I don't think my truck's rear windows are so darkly tinted that the outside can't see into the interior of the car. I learned this in the worst possible way.
Back a while, I was taking a couple of friends and my brother to a party up in a ranch (of rich Santa Barbara residents). To get to the ranch resident (of a particular Santa Barbara native), I had to merge from an on-ramp onto a bridge and then I'd go up a pass into the ranch (of wealthy Santa Barbara denizens).
First of all, I hate merging. If I'm so pressed to actually MERGE, I will be so careful. SO meticulous, I get a crick in my neck from the millions of times I check to make sure I can get into the next lane. After making sure I was clear, I got into the next lane.
Now, the car in front of me must've been having some problems. Because it didn't actually go with the regular traffic. The driver was probably a fan of "going at their own pace." You can do that in life, but the road isn't the best place to implement what you learned at your stress-management seminar. Naturally, I was a bit peeved, but I can get over myself. Oh, that there were more people that could just let things roll off their backs. I wish that there were more people like that on the road.

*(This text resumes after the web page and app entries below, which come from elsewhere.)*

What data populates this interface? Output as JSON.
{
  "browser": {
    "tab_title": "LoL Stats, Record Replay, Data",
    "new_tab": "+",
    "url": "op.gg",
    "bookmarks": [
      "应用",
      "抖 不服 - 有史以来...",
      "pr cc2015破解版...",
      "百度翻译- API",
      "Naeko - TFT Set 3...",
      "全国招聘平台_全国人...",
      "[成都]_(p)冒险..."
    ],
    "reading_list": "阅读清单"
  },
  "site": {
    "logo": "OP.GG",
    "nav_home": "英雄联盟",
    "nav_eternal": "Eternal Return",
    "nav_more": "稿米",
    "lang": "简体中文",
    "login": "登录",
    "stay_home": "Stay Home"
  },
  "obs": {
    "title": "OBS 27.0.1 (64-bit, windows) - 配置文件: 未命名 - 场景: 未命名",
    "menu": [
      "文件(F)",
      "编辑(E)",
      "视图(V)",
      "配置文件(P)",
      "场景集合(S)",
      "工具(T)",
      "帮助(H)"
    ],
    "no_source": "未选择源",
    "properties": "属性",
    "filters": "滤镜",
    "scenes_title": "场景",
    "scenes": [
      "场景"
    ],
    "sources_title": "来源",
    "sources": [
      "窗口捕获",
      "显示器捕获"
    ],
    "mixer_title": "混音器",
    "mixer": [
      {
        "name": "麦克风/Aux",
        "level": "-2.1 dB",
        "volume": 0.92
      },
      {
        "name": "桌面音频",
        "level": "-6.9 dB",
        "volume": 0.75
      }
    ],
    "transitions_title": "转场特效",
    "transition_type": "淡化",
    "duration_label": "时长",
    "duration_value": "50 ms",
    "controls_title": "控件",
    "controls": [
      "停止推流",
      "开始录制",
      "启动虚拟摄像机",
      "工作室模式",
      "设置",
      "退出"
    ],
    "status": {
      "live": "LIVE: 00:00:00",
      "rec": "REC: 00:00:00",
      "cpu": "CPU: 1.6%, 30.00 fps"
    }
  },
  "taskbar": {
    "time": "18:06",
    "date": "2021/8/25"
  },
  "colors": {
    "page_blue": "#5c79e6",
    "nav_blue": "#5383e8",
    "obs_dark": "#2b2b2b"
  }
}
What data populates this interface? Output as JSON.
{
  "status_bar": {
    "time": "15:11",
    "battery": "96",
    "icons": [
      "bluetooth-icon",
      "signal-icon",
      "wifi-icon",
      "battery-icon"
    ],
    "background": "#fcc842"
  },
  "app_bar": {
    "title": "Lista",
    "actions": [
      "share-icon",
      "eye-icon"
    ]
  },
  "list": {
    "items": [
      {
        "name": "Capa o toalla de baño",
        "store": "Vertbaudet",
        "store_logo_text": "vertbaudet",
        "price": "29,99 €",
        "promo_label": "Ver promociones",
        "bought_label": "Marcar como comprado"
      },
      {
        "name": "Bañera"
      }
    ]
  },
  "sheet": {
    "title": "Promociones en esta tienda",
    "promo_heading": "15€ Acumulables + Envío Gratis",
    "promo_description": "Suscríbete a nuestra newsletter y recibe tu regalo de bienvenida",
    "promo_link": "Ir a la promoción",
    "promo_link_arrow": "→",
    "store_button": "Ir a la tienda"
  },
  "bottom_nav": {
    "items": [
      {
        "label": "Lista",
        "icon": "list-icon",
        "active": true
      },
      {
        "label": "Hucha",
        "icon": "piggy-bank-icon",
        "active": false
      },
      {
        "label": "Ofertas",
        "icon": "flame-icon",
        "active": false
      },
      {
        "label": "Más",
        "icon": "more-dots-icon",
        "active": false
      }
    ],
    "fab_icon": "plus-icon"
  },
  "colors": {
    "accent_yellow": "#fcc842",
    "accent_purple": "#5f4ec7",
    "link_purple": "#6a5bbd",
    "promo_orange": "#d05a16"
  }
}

The guy behind me could not take that. No. Everyone must go at his pace. And because I wasn't willing to rear-end the guy in front of me, he honked at me. This startled me and I expressed my displeasure for the entire cabin to hear.
"What's that guy's problem? Come on!" I said, having been so irked.
All was clear-- so I get onto the pass and I start the road to get up into the ranch (of moneyed Santa Barbara townsfolk). And then, I see this grey-as-a-blob Jeep Cherokee zoom up to my far fancier bright red Ford F-150 5.4 Triton (his name is Chanteclier). I look over to see this troubled driver start giving me the bird and giving me all manner of glares and evil eyes. I wasn't gonna deal with that, so I engaged in some old-fashioned street-racing up the road and cut him off. He turned off before we could get into the lush greenery (of the ranch where flush Santa Barbara live).
I start commenting (rather loudly) at how incredibly rude and unnecessary this all was for my passengers to hear. Silence commenced for a bit and we listened to the radio. When suddenly, from out of the blue, a small voice was heard.
"Hey, are your back windows tinted really dark?" asked my brother.
"Notice how the sun has a hard time of getting through." I replied, not exactly in the mood for shallow conversation.
"No, like really dark. Like, so dark, that people standing outside the car can't see inside."
"Um… I'm not sure." I hadn't researched my car as thoroughly as I had thought.
We got to the home (of the monetarily-endowed Hope Ranch homeowner) and my brother pulled me aside.
"I think I know why that driver was so mad at you."
A look of slight suspicion crossed my face.
"Enzo. Why was that guy so mad at me."
"I… well… I… I sort of did that… 'Come At Me Bro' thing. You know. After he honked."
I guess we learned the hard way that my windows aren't tinted dark enough for the outsiders to see in.